Records for this exercise:
--------
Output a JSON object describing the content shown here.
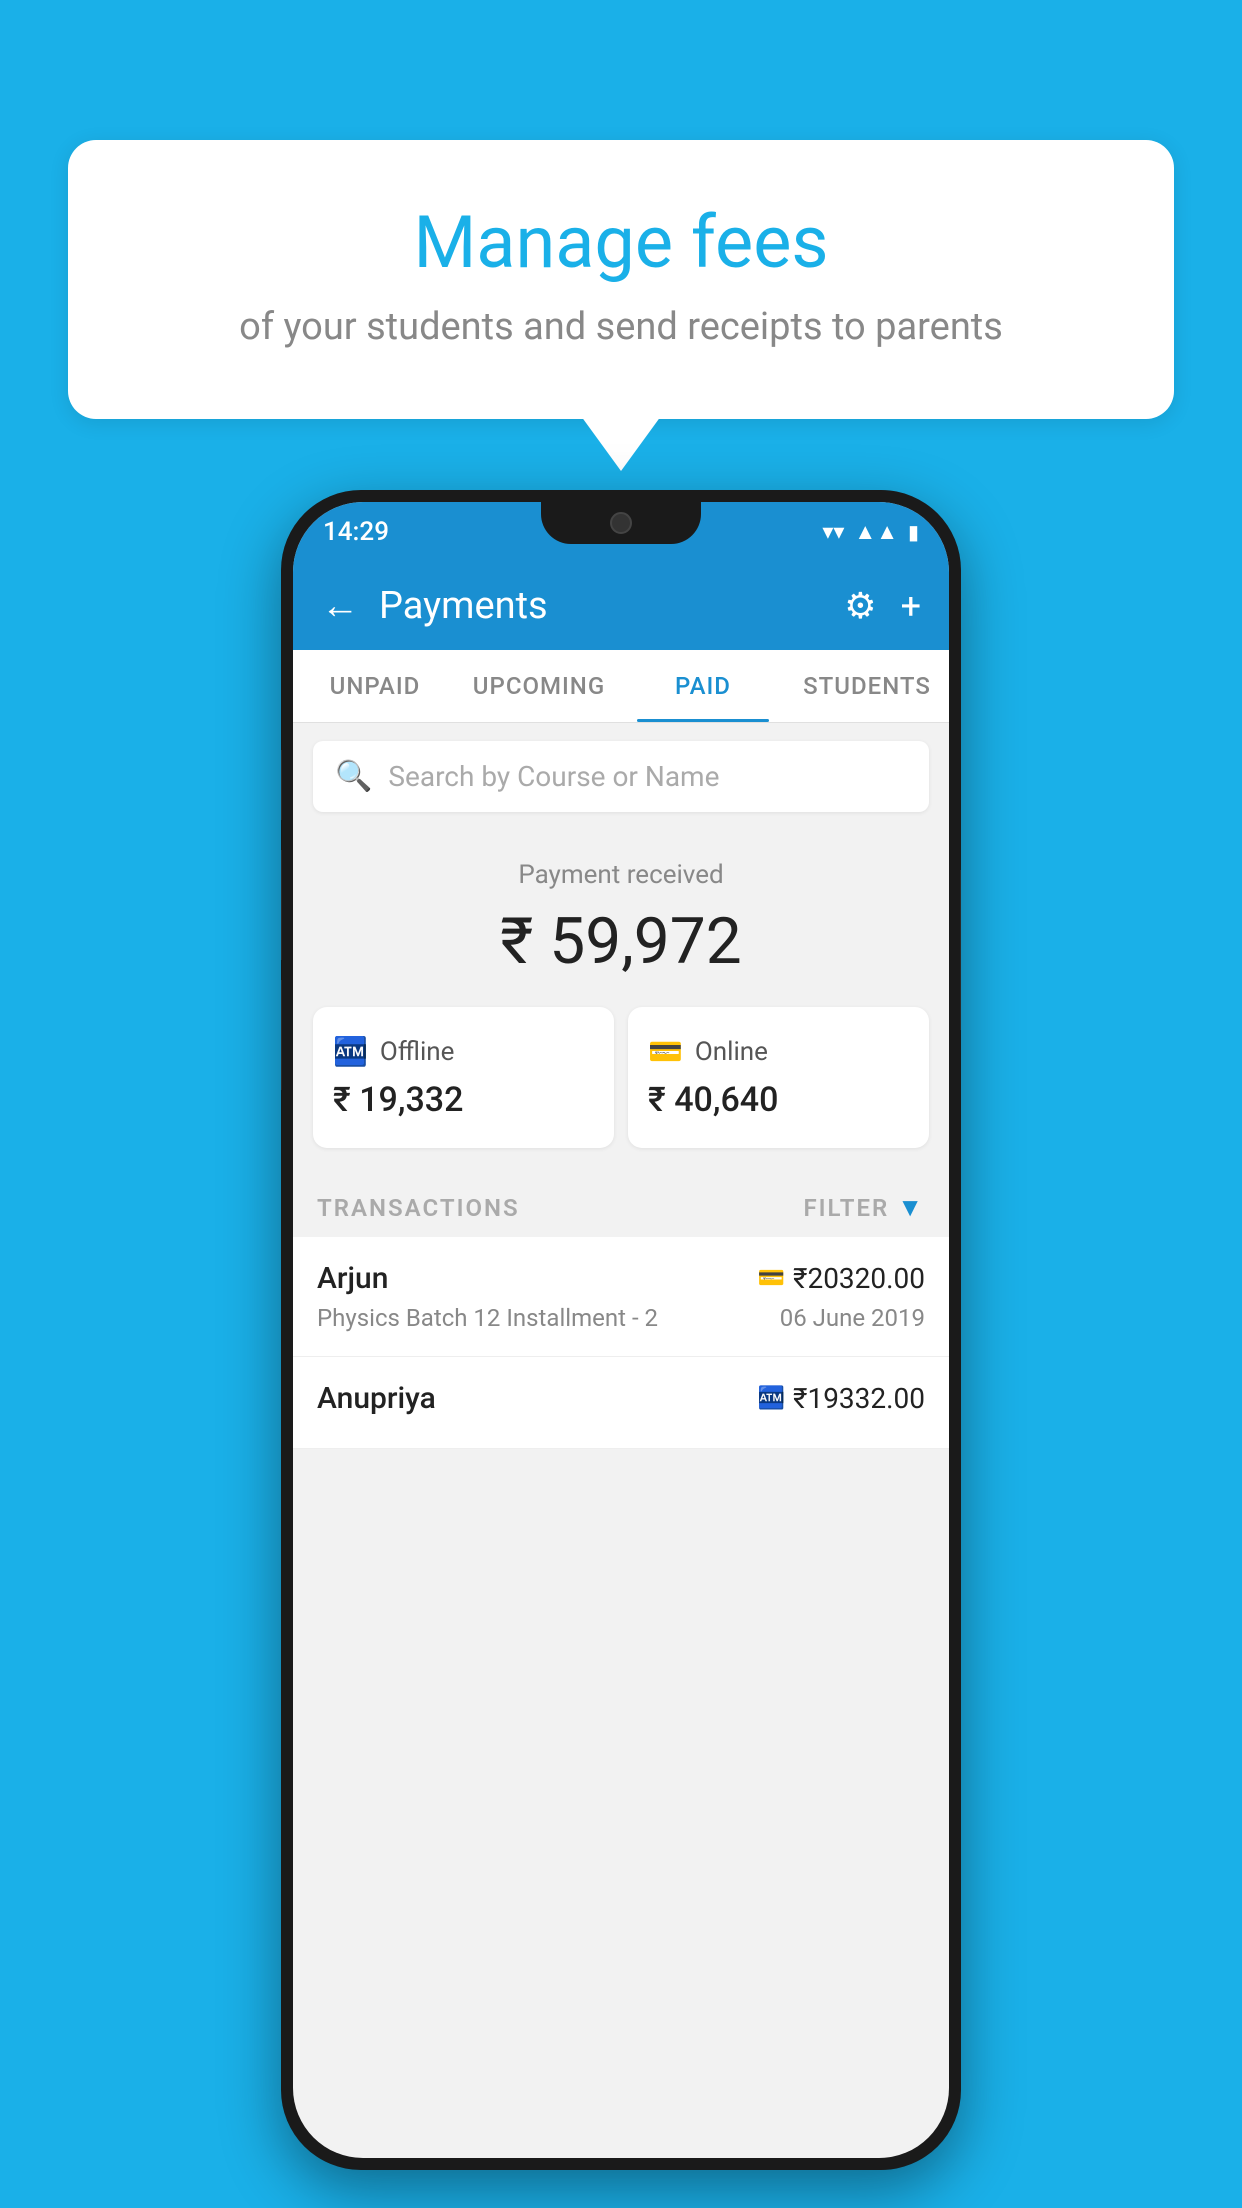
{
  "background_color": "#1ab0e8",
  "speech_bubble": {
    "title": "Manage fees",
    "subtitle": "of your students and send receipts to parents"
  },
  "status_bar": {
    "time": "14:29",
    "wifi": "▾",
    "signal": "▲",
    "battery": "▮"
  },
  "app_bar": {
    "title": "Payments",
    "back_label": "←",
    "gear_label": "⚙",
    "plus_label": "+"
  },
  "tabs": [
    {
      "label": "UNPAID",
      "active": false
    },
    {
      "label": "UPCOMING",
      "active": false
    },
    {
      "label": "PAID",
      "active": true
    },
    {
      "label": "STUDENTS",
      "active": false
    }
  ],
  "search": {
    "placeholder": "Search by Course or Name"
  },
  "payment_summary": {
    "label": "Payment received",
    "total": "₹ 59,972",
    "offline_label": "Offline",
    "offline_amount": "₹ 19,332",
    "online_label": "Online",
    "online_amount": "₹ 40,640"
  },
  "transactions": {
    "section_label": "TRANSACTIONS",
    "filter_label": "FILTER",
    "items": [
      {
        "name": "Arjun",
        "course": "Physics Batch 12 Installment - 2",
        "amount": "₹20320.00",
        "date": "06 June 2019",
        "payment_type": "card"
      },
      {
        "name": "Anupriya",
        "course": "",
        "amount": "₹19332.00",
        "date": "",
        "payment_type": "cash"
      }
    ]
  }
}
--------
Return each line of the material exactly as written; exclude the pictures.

Reply to the exercise:
Output a JSON object describing the content shown here.
{
  "background_color": "#1ab0e8",
  "speech_bubble": {
    "title": "Manage fees",
    "subtitle": "of your students and send receipts to parents"
  },
  "status_bar": {
    "time": "14:29",
    "wifi": "▾",
    "signal": "▲",
    "battery": "▮"
  },
  "app_bar": {
    "title": "Payments",
    "back_label": "←",
    "gear_label": "⚙",
    "plus_label": "+"
  },
  "tabs": [
    {
      "label": "UNPAID",
      "active": false
    },
    {
      "label": "UPCOMING",
      "active": false
    },
    {
      "label": "PAID",
      "active": true
    },
    {
      "label": "STUDENTS",
      "active": false
    }
  ],
  "search": {
    "placeholder": "Search by Course or Name"
  },
  "payment_summary": {
    "label": "Payment received",
    "total": "₹ 59,972",
    "offline_label": "Offline",
    "offline_amount": "₹ 19,332",
    "online_label": "Online",
    "online_amount": "₹ 40,640"
  },
  "transactions": {
    "section_label": "TRANSACTIONS",
    "filter_label": "FILTER",
    "items": [
      {
        "name": "Arjun",
        "course": "Physics Batch 12 Installment - 2",
        "amount": "₹20320.00",
        "date": "06 June 2019",
        "payment_type": "card"
      },
      {
        "name": "Anupriya",
        "course": "",
        "amount": "₹19332.00",
        "date": "",
        "payment_type": "cash"
      }
    ]
  }
}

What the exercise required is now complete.